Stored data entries
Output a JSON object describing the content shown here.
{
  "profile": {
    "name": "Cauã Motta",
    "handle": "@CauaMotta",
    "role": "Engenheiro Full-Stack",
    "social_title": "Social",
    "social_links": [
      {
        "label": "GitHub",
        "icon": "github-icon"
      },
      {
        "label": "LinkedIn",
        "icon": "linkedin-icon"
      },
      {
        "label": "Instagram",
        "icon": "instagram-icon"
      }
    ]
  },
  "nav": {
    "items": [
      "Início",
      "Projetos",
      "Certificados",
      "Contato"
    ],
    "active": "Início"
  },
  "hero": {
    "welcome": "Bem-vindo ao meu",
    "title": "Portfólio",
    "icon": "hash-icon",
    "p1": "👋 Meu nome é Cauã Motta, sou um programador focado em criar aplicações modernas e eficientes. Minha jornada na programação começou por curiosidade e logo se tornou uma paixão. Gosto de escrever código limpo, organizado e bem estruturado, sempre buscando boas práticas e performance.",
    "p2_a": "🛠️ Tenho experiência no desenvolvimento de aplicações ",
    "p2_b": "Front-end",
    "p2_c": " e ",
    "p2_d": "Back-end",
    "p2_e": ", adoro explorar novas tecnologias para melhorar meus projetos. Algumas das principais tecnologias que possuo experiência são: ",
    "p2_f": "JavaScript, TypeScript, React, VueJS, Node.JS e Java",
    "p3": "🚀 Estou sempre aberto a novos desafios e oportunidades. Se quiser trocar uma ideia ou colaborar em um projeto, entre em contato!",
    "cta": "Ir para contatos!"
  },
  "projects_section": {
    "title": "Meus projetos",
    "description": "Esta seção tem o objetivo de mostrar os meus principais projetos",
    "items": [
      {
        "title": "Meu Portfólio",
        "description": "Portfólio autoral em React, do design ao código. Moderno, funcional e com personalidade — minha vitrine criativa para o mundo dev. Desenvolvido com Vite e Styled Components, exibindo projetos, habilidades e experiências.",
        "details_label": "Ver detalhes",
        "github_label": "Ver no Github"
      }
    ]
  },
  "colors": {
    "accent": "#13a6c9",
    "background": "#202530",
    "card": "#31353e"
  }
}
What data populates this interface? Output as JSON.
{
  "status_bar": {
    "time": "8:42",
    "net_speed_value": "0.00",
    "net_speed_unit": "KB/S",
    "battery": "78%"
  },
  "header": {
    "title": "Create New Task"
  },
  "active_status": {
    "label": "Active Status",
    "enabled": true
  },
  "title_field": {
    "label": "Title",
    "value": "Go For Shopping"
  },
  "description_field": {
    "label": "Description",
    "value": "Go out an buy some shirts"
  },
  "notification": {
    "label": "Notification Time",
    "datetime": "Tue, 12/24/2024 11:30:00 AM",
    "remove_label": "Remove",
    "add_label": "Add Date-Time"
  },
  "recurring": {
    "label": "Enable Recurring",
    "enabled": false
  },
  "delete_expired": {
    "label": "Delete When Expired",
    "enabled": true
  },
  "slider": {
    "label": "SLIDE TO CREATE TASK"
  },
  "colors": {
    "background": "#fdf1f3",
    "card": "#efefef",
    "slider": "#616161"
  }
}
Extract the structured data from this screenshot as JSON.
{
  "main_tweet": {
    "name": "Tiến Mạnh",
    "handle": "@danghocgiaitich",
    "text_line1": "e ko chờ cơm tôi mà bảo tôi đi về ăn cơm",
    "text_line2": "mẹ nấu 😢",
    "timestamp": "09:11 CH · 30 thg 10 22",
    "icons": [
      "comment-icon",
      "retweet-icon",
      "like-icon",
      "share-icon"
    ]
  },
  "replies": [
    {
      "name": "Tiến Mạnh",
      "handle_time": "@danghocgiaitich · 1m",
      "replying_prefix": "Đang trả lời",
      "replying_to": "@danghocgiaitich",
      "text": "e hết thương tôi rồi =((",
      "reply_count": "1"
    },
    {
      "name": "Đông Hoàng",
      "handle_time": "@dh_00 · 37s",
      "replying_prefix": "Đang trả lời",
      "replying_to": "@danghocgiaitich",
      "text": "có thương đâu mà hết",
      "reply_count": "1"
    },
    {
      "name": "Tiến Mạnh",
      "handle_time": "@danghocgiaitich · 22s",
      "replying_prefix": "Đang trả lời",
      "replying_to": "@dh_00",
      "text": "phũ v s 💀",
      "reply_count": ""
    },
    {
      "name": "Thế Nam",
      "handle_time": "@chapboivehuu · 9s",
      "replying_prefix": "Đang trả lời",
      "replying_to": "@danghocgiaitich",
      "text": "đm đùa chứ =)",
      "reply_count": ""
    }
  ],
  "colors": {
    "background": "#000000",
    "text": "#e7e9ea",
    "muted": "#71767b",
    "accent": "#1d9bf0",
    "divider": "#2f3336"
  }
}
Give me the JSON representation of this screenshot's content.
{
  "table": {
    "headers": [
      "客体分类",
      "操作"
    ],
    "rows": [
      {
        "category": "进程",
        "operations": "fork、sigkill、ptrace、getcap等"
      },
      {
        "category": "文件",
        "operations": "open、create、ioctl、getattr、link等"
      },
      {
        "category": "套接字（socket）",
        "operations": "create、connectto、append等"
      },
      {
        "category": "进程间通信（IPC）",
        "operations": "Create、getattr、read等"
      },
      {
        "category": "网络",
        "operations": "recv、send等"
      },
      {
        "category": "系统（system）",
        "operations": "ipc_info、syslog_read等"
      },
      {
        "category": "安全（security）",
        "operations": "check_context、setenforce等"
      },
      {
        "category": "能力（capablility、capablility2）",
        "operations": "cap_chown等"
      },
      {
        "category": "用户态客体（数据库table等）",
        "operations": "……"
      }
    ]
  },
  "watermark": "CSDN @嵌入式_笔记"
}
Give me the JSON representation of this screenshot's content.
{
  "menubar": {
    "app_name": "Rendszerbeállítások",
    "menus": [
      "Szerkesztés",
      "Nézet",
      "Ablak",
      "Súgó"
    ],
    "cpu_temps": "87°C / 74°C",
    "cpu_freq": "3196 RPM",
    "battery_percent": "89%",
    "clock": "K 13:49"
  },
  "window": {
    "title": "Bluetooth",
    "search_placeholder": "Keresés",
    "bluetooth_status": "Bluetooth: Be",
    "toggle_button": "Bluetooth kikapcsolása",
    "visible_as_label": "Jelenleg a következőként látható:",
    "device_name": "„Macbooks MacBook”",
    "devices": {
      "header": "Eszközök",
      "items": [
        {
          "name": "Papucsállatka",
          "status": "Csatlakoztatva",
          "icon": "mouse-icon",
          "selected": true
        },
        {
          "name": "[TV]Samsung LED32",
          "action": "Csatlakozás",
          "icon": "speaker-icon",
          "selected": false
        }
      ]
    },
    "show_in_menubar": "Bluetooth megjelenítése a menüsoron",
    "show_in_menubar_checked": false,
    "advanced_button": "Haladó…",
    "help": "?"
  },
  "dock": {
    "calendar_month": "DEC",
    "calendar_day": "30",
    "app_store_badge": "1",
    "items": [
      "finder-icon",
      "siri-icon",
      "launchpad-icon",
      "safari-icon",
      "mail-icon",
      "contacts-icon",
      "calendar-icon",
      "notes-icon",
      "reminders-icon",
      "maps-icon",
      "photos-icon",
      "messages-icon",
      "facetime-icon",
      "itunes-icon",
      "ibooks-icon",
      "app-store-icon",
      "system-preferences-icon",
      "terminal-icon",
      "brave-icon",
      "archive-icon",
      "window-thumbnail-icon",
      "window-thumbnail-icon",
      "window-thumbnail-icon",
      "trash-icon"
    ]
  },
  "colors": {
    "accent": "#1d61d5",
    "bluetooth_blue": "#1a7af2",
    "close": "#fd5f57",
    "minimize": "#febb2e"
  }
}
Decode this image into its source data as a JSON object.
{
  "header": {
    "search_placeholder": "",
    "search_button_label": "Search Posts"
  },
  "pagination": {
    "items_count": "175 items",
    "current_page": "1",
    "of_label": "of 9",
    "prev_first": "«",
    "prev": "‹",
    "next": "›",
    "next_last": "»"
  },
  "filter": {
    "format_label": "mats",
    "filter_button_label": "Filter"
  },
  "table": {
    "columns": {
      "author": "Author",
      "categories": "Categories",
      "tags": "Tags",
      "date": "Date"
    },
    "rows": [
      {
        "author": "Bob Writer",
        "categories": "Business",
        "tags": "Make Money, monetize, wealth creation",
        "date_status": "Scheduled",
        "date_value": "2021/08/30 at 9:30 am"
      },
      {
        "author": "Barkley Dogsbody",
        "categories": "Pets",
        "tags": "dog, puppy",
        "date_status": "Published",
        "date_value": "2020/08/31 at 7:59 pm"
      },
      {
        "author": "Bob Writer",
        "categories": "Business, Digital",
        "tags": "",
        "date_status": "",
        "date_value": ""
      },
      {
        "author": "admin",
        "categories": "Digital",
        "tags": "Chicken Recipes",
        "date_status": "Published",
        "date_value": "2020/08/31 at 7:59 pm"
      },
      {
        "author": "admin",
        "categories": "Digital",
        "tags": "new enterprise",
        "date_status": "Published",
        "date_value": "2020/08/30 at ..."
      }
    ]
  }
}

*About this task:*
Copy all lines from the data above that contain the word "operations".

*Expected answer:*
        "operations": "fork、sigkill、ptrace、getcap等"
        "operations": "open、create、ioctl、getattr、link等"
        "operations": "create、connectto、append等"
        "operations": "Create、getattr、read等"
        "operations": "recv、send等"
        "operations": "ipc_info、syslog_read等"
        "operations": "check_context、setenforce等"
        "operations": "cap_chown等"
        "operations": "……"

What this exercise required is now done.